> [How to complete this task]
If an entry below holds a picture, skip the picture and copy everything else exactly.

> [Provided records]
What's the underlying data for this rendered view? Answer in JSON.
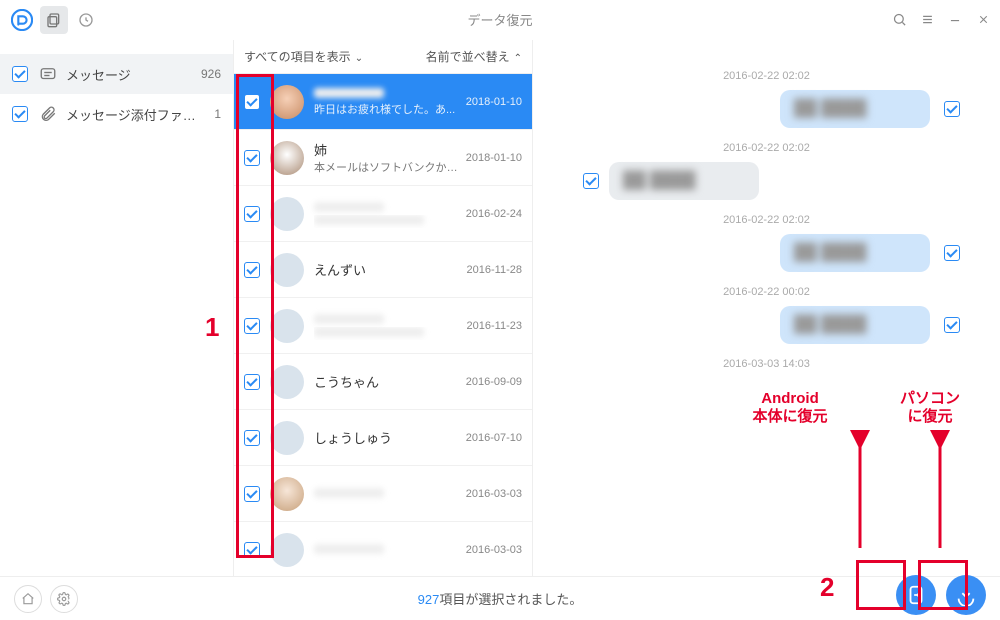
{
  "header": {
    "title": "データ復元"
  },
  "sidebar": {
    "items": [
      {
        "icon": "message",
        "label": "メッセージ",
        "count": "926",
        "selected": true
      },
      {
        "icon": "attachment",
        "label": "メッセージ添付ファ…",
        "count": "1",
        "selected": false
      }
    ]
  },
  "mid": {
    "filter_label": "すべての項目を表示",
    "sort_label": "名前で並べ替え",
    "conversations": [
      {
        "name": "",
        "preview": "昨日はお疲れ様でした。あ...",
        "date": "2018-01-10",
        "avatar": "p1",
        "selected": true,
        "blurred_name": true
      },
      {
        "name": "姉",
        "preview": "本メールはソフトバンクからお...",
        "date": "2018-01-10",
        "avatar": "p2"
      },
      {
        "name": "",
        "preview": "",
        "date": "2016-02-24",
        "blurred_name": true,
        "blurred_preview": true
      },
      {
        "name": "えんずい",
        "preview": "",
        "date": "2016-11-28"
      },
      {
        "name": "",
        "preview": "",
        "date": "2016-11-23",
        "blurred_name": true,
        "blurred_preview": true
      },
      {
        "name": "こうちゃん",
        "preview": "",
        "date": "2016-09-09"
      },
      {
        "name": "しょうしゅう",
        "preview": "",
        "date": "2016-07-10"
      },
      {
        "name": "",
        "preview": "",
        "date": "2016-03-03",
        "avatar": "p8",
        "blurred_name": true
      },
      {
        "name": "",
        "preview": "",
        "date": "2016-03-03",
        "blurred_name": true
      }
    ]
  },
  "chat": {
    "messages": [
      {
        "type": "ts",
        "text": "2016-02-22 02:02"
      },
      {
        "type": "out",
        "check": true
      },
      {
        "type": "ts",
        "text": "2016-02-22 02:02"
      },
      {
        "type": "in",
        "check": true
      },
      {
        "type": "ts",
        "text": "2016-02-22 02:02"
      },
      {
        "type": "out",
        "check": true
      },
      {
        "type": "ts",
        "text": "2016-02-22 00:02"
      },
      {
        "type": "out",
        "check": true
      },
      {
        "type": "ts",
        "text": "2016-03-03 14:03"
      }
    ]
  },
  "footer": {
    "count": "927",
    "suffix": "項目が選択されました。"
  },
  "annotations": {
    "step1": "1",
    "step2": "2",
    "android_line1": "Android",
    "android_line2": "本体に復元",
    "pc_line1": "パソコン",
    "pc_line2": "に復元"
  }
}
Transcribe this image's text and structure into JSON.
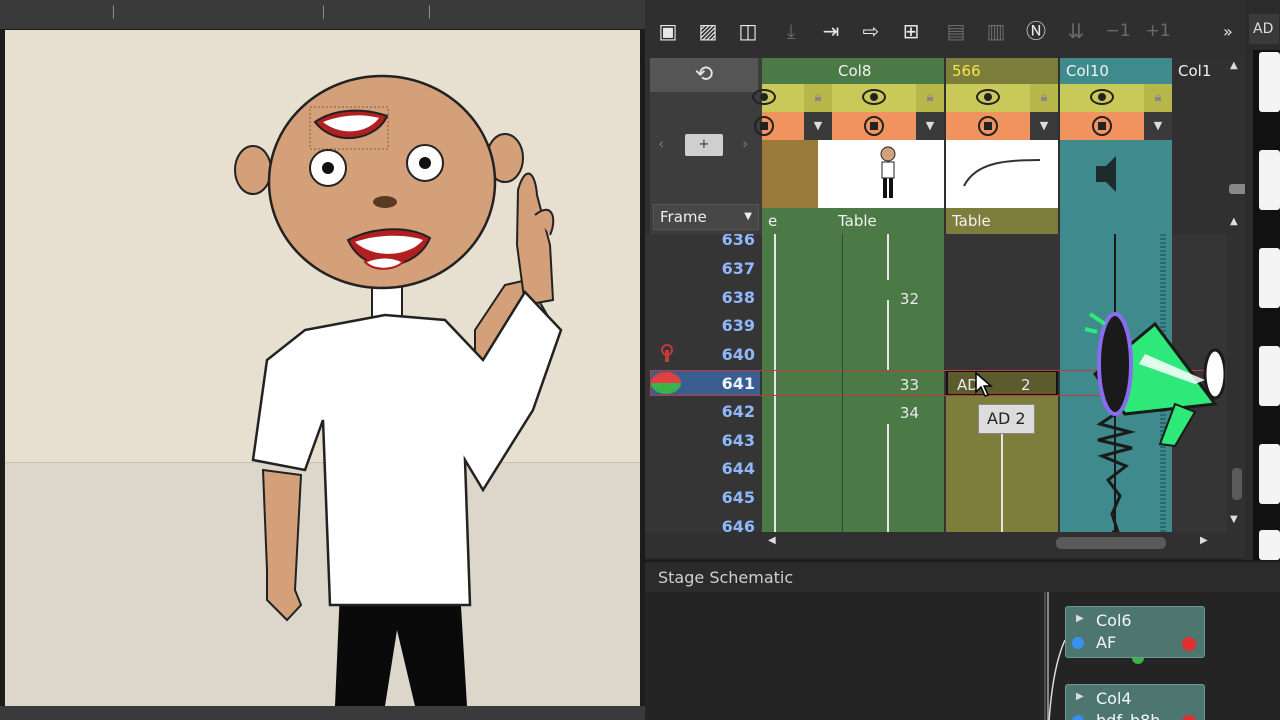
{
  "xsheet": {
    "toolbar": {
      "tools": [
        {
          "icon": "new-level-icon"
        },
        {
          "icon": "image-icon"
        },
        {
          "icon": "vector-icon"
        },
        {
          "icon": "download-icon",
          "dim": true
        },
        {
          "icon": "import-icon"
        },
        {
          "icon": "export-icon"
        },
        {
          "icon": "schematic-icon"
        },
        {
          "icon": "save-icon",
          "dim": true
        },
        {
          "icon": "save-all-icon",
          "dim": true
        },
        {
          "icon": "timer-icon"
        },
        {
          "icon": "sort-icon",
          "dim": true
        },
        {
          "label": "−1",
          "dim": true
        },
        {
          "label": "+1",
          "dim": true
        }
      ],
      "overflow": "»"
    },
    "left_panel": {
      "add_label": "+",
      "frame_select": "Frame"
    },
    "columns": [
      {
        "name": "",
        "type": "e",
        "color": "#4b7a46",
        "thumb": "wood"
      },
      {
        "name": "Col8",
        "type": "Table",
        "color": "#4b7a46",
        "thumb": "character"
      },
      {
        "name": "566",
        "type": "Table",
        "color": "#7e7e3c",
        "thumb": "curve",
        "highlight": true
      },
      {
        "name": "Col10",
        "type": "",
        "color": "#3f8a8c",
        "thumb": "speaker"
      },
      {
        "name": "Col1",
        "type": "",
        "color": "#303030"
      }
    ],
    "rows": [
      {
        "frame": "636"
      },
      {
        "frame": "637"
      },
      {
        "frame": "638",
        "col8": "32"
      },
      {
        "frame": "639"
      },
      {
        "frame": "640"
      },
      {
        "frame": "641",
        "col8": "33",
        "col566": "AD",
        "col566_num": "2",
        "current": true
      },
      {
        "frame": "642",
        "col8": "34"
      },
      {
        "frame": "643"
      },
      {
        "frame": "644"
      },
      {
        "frame": "645"
      },
      {
        "frame": "646"
      }
    ],
    "tooltip": "AD 2"
  },
  "schematic": {
    "title": "Stage Schematic",
    "nodes": [
      {
        "name": "Col6",
        "sub": "AF"
      },
      {
        "name": "Col4",
        "sub": "bdf_b8h"
      }
    ]
  },
  "right_strip": {
    "tab_label": "AD"
  }
}
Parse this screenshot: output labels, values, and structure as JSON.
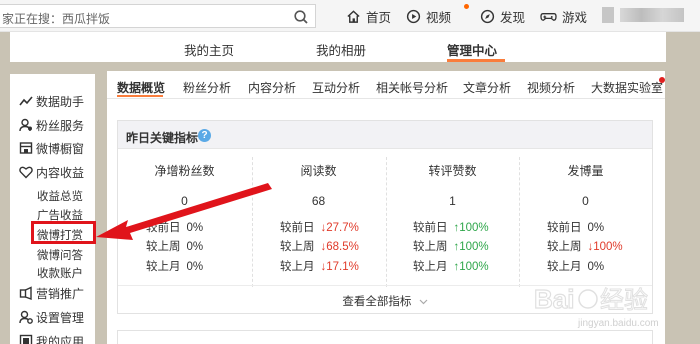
{
  "topbar": {
    "search_text": "家正在搜：西瓜拌饭",
    "nav": [
      {
        "label": "首页",
        "icon": "home-icon"
      },
      {
        "label": "视频",
        "icon": "video-icon"
      },
      {
        "label": "发现",
        "icon": "compass-icon"
      },
      {
        "label": "游戏",
        "icon": "gamepad-icon"
      }
    ]
  },
  "header": {
    "tabs": [
      "我的主页",
      "我的相册",
      "管理中心"
    ],
    "active_tab": "管理中心"
  },
  "sidebar": {
    "items": [
      {
        "label": "数据助手",
        "icon": "chart-icon"
      },
      {
        "label": "粉丝服务",
        "icon": "user-icon"
      },
      {
        "label": "微博橱窗",
        "icon": "shop-icon"
      },
      {
        "label": "内容收益",
        "icon": "heart-icon"
      }
    ],
    "subitems": [
      "收益总览",
      "广告收益",
      "微博打赏",
      "微博问答",
      "收款账户"
    ],
    "items_after": [
      {
        "label": "营销推广",
        "icon": "megaphone-icon"
      },
      {
        "label": "设置管理",
        "icon": "user-gear-icon"
      },
      {
        "label": "我的应用",
        "icon": "apps-icon"
      }
    ],
    "highlighted": "微博打赏"
  },
  "main": {
    "tabs": [
      "数据概览",
      "粉丝分析",
      "内容分析",
      "互动分析",
      "相关帐号分析",
      "文章分析",
      "视频分析",
      "大数据实验室"
    ],
    "active_tab": "数据概览",
    "card_title": "昨日关键指标",
    "help_mark": "?",
    "metrics": [
      {
        "label": "净增粉丝数",
        "value": "0",
        "compare": [
          {
            "k": "较前日",
            "v": "0%",
            "dir": "flat"
          },
          {
            "k": "较上周",
            "v": "0%",
            "dir": "flat"
          },
          {
            "k": "较上月",
            "v": "0%",
            "dir": "flat"
          }
        ]
      },
      {
        "label": "阅读数",
        "value": "68",
        "compare": [
          {
            "k": "较前日",
            "v": "27.7%",
            "dir": "down"
          },
          {
            "k": "较上周",
            "v": "68.5%",
            "dir": "down"
          },
          {
            "k": "较上月",
            "v": "17.1%",
            "dir": "down"
          }
        ]
      },
      {
        "label": "转评赞数",
        "value": "1",
        "compare": [
          {
            "k": "较前日",
            "v": "100%",
            "dir": "up"
          },
          {
            "k": "较上周",
            "v": "100%",
            "dir": "up"
          },
          {
            "k": "较上月",
            "v": "100%",
            "dir": "up"
          }
        ]
      },
      {
        "label": "发博量",
        "value": "0",
        "compare": [
          {
            "k": "较前日",
            "v": "0%",
            "dir": "flat"
          },
          {
            "k": "较上周",
            "v": "100%",
            "dir": "down"
          },
          {
            "k": "较上月",
            "v": "0%",
            "dir": "flat"
          }
        ]
      }
    ],
    "more_label": "查看全部指标"
  },
  "colors": {
    "accent": "#fa7d3c",
    "down": "#e03a2a",
    "up": "#2ea64a",
    "highlight_box": "#e0141b"
  },
  "watermark": {
    "brand": "Baidu经验",
    "url": "jingyan.baidu.com"
  }
}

> [Finished exercise]
What's the underlying data for this rendered view? Answer in JSON.
{
  "header": {
    "title": "データ復元"
  },
  "sidebar": {
    "items": [
      {
        "icon": "message",
        "label": "メッセージ",
        "count": "926",
        "selected": true
      },
      {
        "icon": "attachment",
        "label": "メッセージ添付ファ…",
        "count": "1",
        "selected": false
      }
    ]
  },
  "mid": {
    "filter_label": "すべての項目を表示",
    "sort_label": "名前で並べ替え",
    "conversations": [
      {
        "name": "",
        "preview": "昨日はお疲れ様でした。あ...",
        "date": "2018-01-10",
        "avatar": "p1",
        "selected": true,
        "blurred_name": true
      },
      {
        "name": "姉",
        "preview": "本メールはソフトバンクからお...",
        "date": "2018-01-10",
        "avatar": "p2"
      },
      {
        "name": "",
        "preview": "",
        "date": "2016-02-24",
        "blurred_name": true,
        "blurred_preview": true
      },
      {
        "name": "えんずい",
        "preview": "",
        "date": "2016-11-28"
      },
      {
        "name": "",
        "preview": "",
        "date": "2016-11-23",
        "blurred_name": true,
        "blurred_preview": true
      },
      {
        "name": "こうちゃん",
        "preview": "",
        "date": "2016-09-09"
      },
      {
        "name": "しょうしゅう",
        "preview": "",
        "date": "2016-07-10"
      },
      {
        "name": "",
        "preview": "",
        "date": "2016-03-03",
        "avatar": "p8",
        "blurred_name": true
      },
      {
        "name": "",
        "preview": "",
        "date": "2016-03-03",
        "blurred_name": true
      }
    ]
  },
  "chat": {
    "messages": [
      {
        "type": "ts",
        "text": "2016-02-22 02:02"
      },
      {
        "type": "out",
        "check": true
      },
      {
        "type": "ts",
        "text": "2016-02-22 02:02"
      },
      {
        "type": "in",
        "check": true
      },
      {
        "type": "ts",
        "text": "2016-02-22 02:02"
      },
      {
        "type": "out",
        "check": true
      },
      {
        "type": "ts",
        "text": "2016-02-22 00:02"
      },
      {
        "type": "out",
        "check": true
      },
      {
        "type": "ts",
        "text": "2016-03-03 14:03"
      }
    ]
  },
  "footer": {
    "count": "927",
    "suffix": "項目が選択されました。"
  },
  "annotations": {
    "step1": "1",
    "step2": "2",
    "android_line1": "Android",
    "android_line2": "本体に復元",
    "pc_line1": "パソコン",
    "pc_line2": "に復元"
  }
}
Transcribe this image's text and structure into JSON.
{
  "xsheet": {
    "toolbar": {
      "tools": [
        {
          "icon": "new-level-icon"
        },
        {
          "icon": "image-icon"
        },
        {
          "icon": "vector-icon"
        },
        {
          "icon": "download-icon",
          "dim": true
        },
        {
          "icon": "import-icon"
        },
        {
          "icon": "export-icon"
        },
        {
          "icon": "schematic-icon"
        },
        {
          "icon": "save-icon",
          "dim": true
        },
        {
          "icon": "save-all-icon",
          "dim": true
        },
        {
          "icon": "timer-icon"
        },
        {
          "icon": "sort-icon",
          "dim": true
        },
        {
          "label": "−1",
          "dim": true
        },
        {
          "label": "+1",
          "dim": true
        }
      ],
      "overflow": "»"
    },
    "left_panel": {
      "add_label": "+",
      "frame_select": "Frame"
    },
    "columns": [
      {
        "name": "",
        "type": "e",
        "color": "#4b7a46",
        "thumb": "wood"
      },
      {
        "name": "Col8",
        "type": "Table",
        "color": "#4b7a46",
        "thumb": "character"
      },
      {
        "name": "566",
        "type": "Table",
        "color": "#7e7e3c",
        "thumb": "curve",
        "highlight": true
      },
      {
        "name": "Col10",
        "type": "",
        "color": "#3f8a8c",
        "thumb": "speaker"
      },
      {
        "name": "Col1",
        "type": "",
        "color": "#303030"
      }
    ],
    "rows": [
      {
        "frame": "636"
      },
      {
        "frame": "637"
      },
      {
        "frame": "638",
        "col8": "32"
      },
      {
        "frame": "639"
      },
      {
        "frame": "640"
      },
      {
        "frame": "641",
        "col8": "33",
        "col566": "AD",
        "col566_num": "2",
        "current": true
      },
      {
        "frame": "642",
        "col8": "34"
      },
      {
        "frame": "643"
      },
      {
        "frame": "644"
      },
      {
        "frame": "645"
      },
      {
        "frame": "646"
      }
    ],
    "tooltip": "AD 2"
  },
  "schematic": {
    "title": "Stage Schematic",
    "nodes": [
      {
        "name": "Col6",
        "sub": "AF"
      },
      {
        "name": "Col4",
        "sub": "bdf_b8h"
      }
    ]
  },
  "right_strip": {
    "tab_label": "AD"
  }
}
Parse this screenshot: output labels, values, and structure as JSON.
{
  "topbar": {
    "search_text": "家正在搜：西瓜拌饭",
    "nav": [
      {
        "label": "首页",
        "icon": "home-icon"
      },
      {
        "label": "视频",
        "icon": "video-icon"
      },
      {
        "label": "发现",
        "icon": "compass-icon"
      },
      {
        "label": "游戏",
        "icon": "gamepad-icon"
      }
    ]
  },
  "header": {
    "tabs": [
      "我的主页",
      "我的相册",
      "管理中心"
    ],
    "active_tab": "管理中心"
  },
  "sidebar": {
    "items": [
      {
        "label": "数据助手",
        "icon": "chart-icon"
      },
      {
        "label": "粉丝服务",
        "icon": "user-icon"
      },
      {
        "label": "微博橱窗",
        "icon": "shop-icon"
      },
      {
        "label": "内容收益",
        "icon": "heart-icon"
      }
    ],
    "subitems": [
      "收益总览",
      "广告收益",
      "微博打赏",
      "微博问答",
      "收款账户"
    ],
    "items_after": [
      {
        "label": "营销推广",
        "icon": "megaphone-icon"
      },
      {
        "label": "设置管理",
        "icon": "user-gear-icon"
      },
      {
        "label": "我的应用",
        "icon": "apps-icon"
      }
    ],
    "highlighted": "微博打赏"
  },
  "main": {
    "tabs": [
      "数据概览",
      "粉丝分析",
      "内容分析",
      "互动分析",
      "相关帐号分析",
      "文章分析",
      "视频分析",
      "大数据实验室"
    ],
    "active_tab": "数据概览",
    "card_title": "昨日关键指标",
    "help_mark": "?",
    "metrics": [
      {
        "label": "净增粉丝数",
        "value": "0",
        "compare": [
          {
            "k": "较前日",
            "v": "0%",
            "dir": "flat"
          },
          {
            "k": "较上周",
            "v": "0%",
            "dir": "flat"
          },
          {
            "k": "较上月",
            "v": "0%",
            "dir": "flat"
          }
        ]
      },
      {
        "label": "阅读数",
        "value": "68",
        "compare": [
          {
            "k": "较前日",
            "v": "27.7%",
            "dir": "down"
          },
          {
            "k": "较上周",
            "v": "68.5%",
            "dir": "down"
          },
          {
            "k": "较上月",
            "v": "17.1%",
            "dir": "down"
          }
        ]
      },
      {
        "label": "转评赞数",
        "value": "1",
        "compare": [
          {
            "k": "较前日",
            "v": "100%",
            "dir": "up"
          },
          {
            "k": "较上周",
            "v": "100%",
            "dir": "up"
          },
          {
            "k": "较上月",
            "v": "100%",
            "dir": "up"
          }
        ]
      },
      {
        "label": "发博量",
        "value": "0",
        "compare": [
          {
            "k": "较前日",
            "v": "0%",
            "dir": "flat"
          },
          {
            "k": "较上周",
            "v": "100%",
            "dir": "down"
          },
          {
            "k": "较上月",
            "v": "0%",
            "dir": "flat"
          }
        ]
      }
    ],
    "more_label": "查看全部指标"
  },
  "colors": {
    "accent": "#fa7d3c",
    "down": "#e03a2a",
    "up": "#2ea64a",
    "highlight_box": "#e0141b"
  },
  "watermark": {
    "brand": "Baidu经验",
    "url": "jingyan.baidu.com"
  }
}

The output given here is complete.